» **Study material**:
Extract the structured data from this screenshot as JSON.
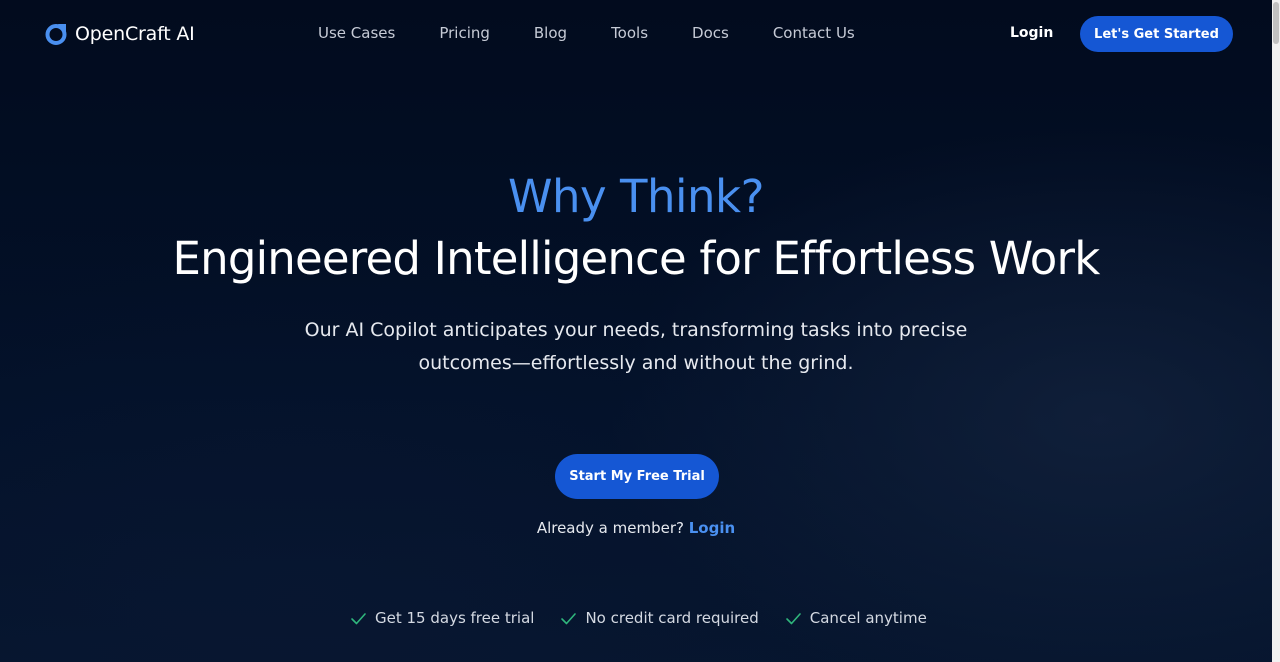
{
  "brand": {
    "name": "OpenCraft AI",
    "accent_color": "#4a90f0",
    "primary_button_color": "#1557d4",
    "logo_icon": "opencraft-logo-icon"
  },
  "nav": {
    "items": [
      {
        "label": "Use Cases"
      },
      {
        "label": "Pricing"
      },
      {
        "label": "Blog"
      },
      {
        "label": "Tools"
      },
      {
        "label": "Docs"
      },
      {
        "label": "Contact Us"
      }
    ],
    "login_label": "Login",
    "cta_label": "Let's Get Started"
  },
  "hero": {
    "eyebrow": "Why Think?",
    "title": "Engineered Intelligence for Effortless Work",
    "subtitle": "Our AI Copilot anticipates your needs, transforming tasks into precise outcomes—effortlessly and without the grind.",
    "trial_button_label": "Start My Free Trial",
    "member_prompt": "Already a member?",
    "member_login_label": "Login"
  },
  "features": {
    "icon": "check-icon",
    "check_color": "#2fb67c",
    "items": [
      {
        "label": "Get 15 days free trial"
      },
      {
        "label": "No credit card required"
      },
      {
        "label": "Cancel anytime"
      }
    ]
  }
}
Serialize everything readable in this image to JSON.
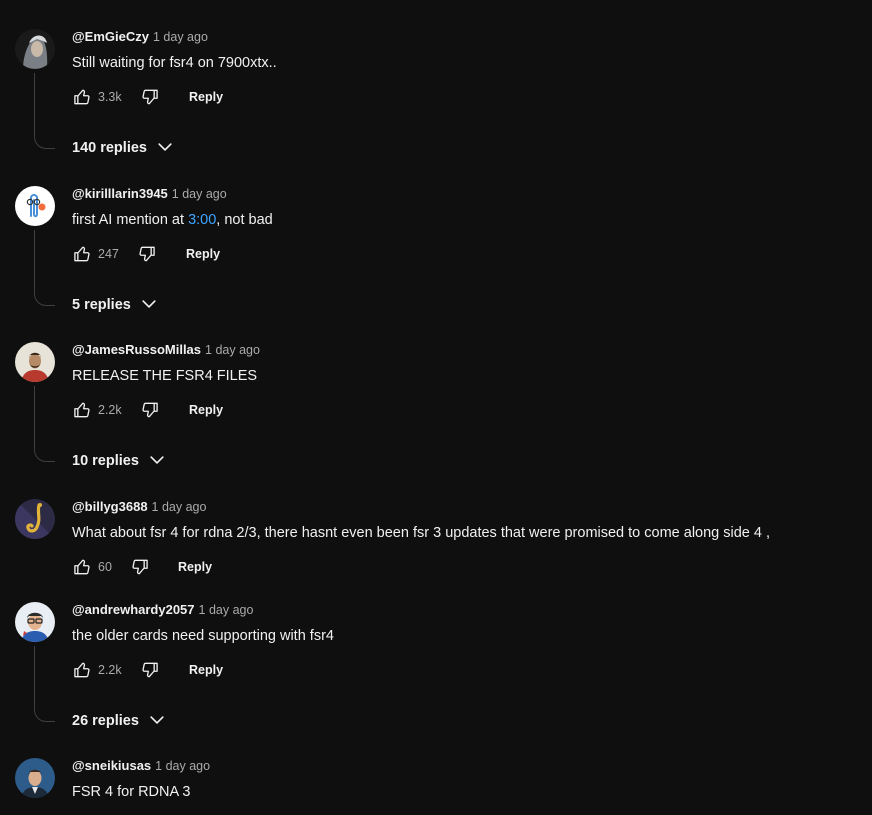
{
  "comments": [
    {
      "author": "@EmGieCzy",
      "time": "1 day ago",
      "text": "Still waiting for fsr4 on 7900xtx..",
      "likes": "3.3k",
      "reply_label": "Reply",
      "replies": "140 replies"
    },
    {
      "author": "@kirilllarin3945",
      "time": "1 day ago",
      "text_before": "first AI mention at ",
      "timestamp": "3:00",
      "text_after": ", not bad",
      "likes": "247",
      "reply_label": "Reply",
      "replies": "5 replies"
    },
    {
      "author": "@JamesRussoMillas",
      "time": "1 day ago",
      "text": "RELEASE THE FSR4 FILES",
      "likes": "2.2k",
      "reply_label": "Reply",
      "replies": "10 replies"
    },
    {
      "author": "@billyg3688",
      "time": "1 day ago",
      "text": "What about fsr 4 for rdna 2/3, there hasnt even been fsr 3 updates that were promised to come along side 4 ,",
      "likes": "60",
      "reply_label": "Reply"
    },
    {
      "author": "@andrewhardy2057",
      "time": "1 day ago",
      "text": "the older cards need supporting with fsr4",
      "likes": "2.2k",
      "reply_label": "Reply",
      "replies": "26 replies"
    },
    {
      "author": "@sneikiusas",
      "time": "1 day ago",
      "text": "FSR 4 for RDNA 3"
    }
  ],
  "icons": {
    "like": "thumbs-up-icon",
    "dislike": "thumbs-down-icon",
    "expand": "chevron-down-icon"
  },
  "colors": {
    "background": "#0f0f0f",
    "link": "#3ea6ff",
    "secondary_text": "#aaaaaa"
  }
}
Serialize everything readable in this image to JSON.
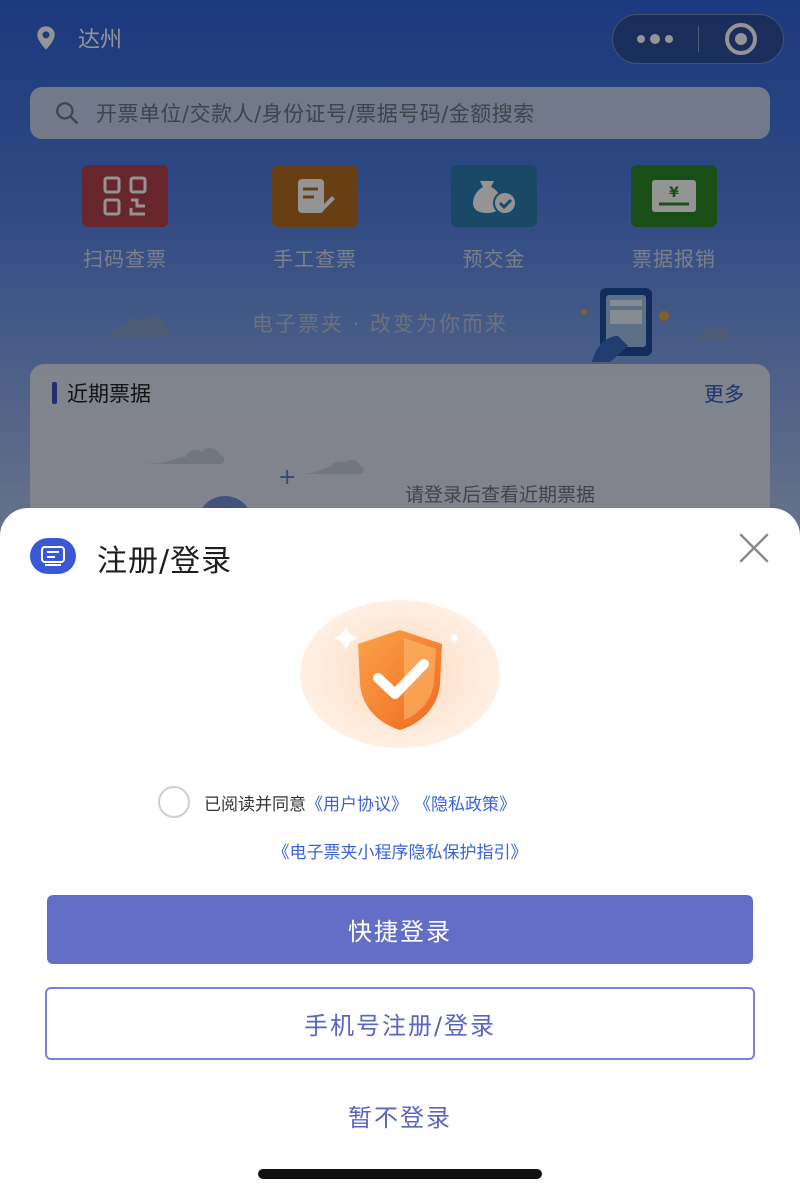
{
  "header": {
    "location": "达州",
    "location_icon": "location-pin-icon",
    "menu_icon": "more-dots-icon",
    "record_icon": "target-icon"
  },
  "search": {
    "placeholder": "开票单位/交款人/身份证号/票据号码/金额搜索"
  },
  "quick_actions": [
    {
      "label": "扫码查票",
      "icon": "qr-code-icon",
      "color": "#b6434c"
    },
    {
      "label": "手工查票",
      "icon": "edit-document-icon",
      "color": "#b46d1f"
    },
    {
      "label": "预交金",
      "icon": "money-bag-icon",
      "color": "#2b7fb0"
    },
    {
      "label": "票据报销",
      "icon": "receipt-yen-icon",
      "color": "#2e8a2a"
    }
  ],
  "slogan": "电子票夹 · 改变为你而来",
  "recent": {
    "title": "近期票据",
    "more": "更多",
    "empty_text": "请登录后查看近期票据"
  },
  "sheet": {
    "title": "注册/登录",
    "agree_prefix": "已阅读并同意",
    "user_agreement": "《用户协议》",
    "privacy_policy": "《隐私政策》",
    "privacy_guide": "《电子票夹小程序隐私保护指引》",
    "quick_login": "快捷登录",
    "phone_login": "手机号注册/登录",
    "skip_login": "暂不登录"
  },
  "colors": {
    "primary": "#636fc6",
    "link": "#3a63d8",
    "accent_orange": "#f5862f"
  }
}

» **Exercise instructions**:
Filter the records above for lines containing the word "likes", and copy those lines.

» **Answer section**:
      "likes": "3.3k",
      "likes": "247",
      "likes": "2.2k",
      "likes": "60",
      "likes": "2.2k",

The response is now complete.